Task details:
List all lines of the data that include the string "Midfield".

Data to process:
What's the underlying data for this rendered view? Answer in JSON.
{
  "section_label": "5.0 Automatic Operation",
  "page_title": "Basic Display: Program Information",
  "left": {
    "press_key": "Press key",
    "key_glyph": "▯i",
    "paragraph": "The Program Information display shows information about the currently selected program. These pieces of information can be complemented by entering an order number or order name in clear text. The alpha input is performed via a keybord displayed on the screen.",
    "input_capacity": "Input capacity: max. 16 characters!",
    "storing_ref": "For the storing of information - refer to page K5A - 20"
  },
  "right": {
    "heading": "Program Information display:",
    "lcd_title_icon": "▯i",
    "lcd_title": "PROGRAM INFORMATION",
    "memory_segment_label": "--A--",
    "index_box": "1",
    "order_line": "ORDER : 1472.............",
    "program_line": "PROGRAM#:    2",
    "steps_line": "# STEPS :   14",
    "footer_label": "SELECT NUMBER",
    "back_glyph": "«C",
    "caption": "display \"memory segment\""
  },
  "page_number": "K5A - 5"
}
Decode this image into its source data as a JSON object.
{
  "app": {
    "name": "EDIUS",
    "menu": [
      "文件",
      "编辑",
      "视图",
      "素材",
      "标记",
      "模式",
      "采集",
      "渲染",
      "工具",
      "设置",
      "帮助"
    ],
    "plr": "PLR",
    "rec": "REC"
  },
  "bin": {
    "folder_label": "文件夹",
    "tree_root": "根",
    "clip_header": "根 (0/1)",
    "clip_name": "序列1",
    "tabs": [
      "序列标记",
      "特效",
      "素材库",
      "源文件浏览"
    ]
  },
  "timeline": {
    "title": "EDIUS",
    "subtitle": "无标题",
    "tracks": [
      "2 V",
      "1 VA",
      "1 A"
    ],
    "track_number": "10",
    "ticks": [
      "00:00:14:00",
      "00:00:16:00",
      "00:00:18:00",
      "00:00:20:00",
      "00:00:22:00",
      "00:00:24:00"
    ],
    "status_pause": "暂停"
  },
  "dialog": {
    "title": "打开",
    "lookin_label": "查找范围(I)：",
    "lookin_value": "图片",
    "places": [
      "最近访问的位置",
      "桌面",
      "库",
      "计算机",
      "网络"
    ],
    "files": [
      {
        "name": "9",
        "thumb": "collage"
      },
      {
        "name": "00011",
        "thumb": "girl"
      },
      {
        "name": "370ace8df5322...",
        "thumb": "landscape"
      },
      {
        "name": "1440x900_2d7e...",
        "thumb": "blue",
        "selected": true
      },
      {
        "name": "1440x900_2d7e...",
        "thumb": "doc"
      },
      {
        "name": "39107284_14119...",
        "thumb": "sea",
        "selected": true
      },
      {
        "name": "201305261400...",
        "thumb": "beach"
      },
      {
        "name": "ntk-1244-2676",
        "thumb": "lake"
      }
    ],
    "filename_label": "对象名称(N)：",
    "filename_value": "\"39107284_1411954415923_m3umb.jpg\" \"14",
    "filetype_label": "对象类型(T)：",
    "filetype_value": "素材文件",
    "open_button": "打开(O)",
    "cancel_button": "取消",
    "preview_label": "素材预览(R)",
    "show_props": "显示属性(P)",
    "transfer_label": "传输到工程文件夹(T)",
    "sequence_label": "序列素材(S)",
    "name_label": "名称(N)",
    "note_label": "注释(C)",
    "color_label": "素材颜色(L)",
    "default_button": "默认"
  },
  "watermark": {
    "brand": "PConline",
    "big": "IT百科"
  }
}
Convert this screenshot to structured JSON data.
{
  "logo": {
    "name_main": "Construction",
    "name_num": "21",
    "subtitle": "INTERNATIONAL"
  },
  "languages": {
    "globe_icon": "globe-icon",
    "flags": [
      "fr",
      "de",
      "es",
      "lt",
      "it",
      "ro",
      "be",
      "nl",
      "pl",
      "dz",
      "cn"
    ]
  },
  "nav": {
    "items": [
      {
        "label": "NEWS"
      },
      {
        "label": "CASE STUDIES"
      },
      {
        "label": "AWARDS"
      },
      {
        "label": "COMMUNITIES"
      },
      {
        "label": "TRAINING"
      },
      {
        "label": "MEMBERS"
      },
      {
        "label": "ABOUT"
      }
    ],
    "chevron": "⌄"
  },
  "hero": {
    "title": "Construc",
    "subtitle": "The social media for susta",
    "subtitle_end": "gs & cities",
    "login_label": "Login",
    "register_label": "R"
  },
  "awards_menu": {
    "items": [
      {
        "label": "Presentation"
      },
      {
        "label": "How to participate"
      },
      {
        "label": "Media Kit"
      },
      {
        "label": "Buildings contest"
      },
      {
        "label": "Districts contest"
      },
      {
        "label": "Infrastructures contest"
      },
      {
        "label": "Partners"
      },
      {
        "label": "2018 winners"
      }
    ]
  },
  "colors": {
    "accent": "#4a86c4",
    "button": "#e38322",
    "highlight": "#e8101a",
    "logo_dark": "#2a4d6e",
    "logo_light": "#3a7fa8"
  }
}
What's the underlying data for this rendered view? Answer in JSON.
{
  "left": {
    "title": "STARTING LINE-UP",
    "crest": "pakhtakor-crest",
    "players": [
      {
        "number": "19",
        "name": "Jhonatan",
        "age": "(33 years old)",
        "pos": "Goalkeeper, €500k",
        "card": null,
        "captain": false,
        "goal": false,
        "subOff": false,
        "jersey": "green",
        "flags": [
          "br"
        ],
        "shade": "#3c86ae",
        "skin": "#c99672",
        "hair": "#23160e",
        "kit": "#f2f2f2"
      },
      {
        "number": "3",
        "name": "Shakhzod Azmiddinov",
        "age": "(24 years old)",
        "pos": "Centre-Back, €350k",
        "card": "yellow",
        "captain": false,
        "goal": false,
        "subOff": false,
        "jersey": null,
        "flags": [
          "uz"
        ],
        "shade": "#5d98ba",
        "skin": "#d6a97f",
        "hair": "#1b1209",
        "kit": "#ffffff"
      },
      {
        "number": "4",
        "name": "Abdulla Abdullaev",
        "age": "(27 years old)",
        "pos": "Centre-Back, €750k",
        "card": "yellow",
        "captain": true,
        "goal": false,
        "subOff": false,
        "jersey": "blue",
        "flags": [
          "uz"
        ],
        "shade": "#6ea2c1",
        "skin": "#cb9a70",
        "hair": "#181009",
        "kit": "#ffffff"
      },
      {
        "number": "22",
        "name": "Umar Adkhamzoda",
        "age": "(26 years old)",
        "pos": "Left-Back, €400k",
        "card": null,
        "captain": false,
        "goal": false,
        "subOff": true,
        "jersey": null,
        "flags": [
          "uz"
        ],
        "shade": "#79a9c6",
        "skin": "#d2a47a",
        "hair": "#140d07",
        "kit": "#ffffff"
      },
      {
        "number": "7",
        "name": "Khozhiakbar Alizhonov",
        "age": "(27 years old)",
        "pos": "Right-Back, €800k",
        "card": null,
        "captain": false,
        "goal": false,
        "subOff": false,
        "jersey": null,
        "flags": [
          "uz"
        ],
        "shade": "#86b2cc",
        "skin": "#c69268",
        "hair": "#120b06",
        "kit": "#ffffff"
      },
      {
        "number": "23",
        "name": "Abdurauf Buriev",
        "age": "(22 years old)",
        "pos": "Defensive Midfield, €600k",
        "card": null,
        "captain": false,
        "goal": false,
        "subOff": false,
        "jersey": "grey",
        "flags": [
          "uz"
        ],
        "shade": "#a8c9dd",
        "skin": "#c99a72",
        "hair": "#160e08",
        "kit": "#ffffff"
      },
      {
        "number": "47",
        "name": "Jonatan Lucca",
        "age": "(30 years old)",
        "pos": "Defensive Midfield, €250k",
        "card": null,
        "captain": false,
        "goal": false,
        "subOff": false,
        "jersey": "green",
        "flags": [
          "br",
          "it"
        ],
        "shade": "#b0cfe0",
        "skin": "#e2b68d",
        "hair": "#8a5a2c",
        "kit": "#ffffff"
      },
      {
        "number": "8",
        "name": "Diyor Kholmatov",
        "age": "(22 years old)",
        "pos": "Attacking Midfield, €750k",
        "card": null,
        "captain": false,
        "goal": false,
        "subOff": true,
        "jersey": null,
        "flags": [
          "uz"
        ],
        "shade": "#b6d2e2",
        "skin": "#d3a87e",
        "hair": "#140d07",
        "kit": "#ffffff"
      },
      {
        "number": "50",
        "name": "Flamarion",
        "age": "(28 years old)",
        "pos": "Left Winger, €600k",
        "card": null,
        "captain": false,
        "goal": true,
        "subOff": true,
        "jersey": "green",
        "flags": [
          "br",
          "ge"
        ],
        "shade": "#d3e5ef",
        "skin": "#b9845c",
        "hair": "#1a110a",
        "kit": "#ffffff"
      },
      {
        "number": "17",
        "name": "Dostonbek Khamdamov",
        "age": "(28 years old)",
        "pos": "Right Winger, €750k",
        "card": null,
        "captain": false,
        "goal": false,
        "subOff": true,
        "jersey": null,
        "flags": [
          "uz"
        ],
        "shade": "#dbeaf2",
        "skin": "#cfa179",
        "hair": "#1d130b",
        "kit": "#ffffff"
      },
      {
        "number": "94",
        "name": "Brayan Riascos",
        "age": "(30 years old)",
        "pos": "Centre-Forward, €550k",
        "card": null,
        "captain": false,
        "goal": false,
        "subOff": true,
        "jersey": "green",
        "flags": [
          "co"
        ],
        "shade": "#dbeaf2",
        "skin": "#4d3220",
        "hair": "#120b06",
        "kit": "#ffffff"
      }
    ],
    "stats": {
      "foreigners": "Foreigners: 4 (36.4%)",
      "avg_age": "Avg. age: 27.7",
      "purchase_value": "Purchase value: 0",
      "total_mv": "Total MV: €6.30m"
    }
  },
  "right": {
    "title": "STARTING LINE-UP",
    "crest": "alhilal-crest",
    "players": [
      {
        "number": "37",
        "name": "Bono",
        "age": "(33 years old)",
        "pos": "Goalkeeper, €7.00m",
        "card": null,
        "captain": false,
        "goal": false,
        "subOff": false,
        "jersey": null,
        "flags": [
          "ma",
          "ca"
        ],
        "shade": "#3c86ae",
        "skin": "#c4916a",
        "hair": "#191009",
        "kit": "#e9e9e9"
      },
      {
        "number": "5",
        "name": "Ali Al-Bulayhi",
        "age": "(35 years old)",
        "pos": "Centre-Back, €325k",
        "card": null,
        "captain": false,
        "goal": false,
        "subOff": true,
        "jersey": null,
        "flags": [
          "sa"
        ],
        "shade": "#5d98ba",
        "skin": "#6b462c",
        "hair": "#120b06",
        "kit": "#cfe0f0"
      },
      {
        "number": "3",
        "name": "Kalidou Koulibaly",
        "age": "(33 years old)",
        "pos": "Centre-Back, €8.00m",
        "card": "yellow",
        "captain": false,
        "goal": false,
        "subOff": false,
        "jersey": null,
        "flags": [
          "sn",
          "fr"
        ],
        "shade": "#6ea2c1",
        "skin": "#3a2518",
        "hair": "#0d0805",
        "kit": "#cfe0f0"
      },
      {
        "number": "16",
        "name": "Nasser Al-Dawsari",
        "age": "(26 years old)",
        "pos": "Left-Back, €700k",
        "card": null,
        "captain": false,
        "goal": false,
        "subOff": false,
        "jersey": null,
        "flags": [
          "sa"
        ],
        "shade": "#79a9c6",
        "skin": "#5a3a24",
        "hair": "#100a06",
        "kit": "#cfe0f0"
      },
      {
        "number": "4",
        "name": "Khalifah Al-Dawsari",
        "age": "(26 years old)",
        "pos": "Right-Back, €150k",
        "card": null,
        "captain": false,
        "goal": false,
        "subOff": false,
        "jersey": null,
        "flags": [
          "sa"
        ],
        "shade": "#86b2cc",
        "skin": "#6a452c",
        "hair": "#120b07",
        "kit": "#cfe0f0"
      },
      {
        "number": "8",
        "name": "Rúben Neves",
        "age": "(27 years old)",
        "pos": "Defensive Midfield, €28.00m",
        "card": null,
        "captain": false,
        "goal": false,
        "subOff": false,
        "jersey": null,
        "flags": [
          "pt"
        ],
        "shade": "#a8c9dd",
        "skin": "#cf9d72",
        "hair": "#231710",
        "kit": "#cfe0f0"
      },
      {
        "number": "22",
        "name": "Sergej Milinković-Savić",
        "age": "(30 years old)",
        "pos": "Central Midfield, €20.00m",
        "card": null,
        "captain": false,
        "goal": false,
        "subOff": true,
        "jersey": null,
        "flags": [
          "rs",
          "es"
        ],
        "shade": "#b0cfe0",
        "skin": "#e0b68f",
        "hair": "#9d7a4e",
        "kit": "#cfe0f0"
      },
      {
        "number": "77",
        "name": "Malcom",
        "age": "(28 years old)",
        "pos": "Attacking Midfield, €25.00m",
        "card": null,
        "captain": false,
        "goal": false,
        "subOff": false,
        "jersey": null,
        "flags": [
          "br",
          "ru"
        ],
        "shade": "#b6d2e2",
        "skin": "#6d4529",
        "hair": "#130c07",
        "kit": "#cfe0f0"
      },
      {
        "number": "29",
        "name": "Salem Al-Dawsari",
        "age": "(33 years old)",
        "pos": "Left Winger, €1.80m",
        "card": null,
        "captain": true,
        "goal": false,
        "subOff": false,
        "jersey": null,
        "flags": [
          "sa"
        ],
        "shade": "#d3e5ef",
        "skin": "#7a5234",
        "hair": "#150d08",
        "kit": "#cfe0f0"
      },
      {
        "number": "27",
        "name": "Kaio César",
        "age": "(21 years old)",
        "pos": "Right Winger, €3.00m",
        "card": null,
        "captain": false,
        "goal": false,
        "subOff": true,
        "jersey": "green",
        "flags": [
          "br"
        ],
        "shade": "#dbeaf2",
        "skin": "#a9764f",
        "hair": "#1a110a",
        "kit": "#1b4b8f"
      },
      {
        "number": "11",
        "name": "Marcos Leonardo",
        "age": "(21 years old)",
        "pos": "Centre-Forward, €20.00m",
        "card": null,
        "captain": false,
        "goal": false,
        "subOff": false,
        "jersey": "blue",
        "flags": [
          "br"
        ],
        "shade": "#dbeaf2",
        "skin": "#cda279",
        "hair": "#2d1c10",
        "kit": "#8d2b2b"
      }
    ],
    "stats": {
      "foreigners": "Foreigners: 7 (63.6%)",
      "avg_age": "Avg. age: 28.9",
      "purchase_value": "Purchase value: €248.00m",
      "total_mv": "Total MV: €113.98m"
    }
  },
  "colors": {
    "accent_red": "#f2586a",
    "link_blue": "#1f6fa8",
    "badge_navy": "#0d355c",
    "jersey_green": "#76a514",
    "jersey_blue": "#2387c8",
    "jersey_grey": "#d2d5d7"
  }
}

Response box:
        "pos": "Defensive Midfield, €600k",
        "pos": "Defensive Midfield, €250k",
        "pos": "Attacking Midfield, €750k",
        "pos": "Defensive Midfield, €28.00m",
        "pos": "Central Midfield, €20.00m",
        "pos": "Attacking Midfield, €25.00m",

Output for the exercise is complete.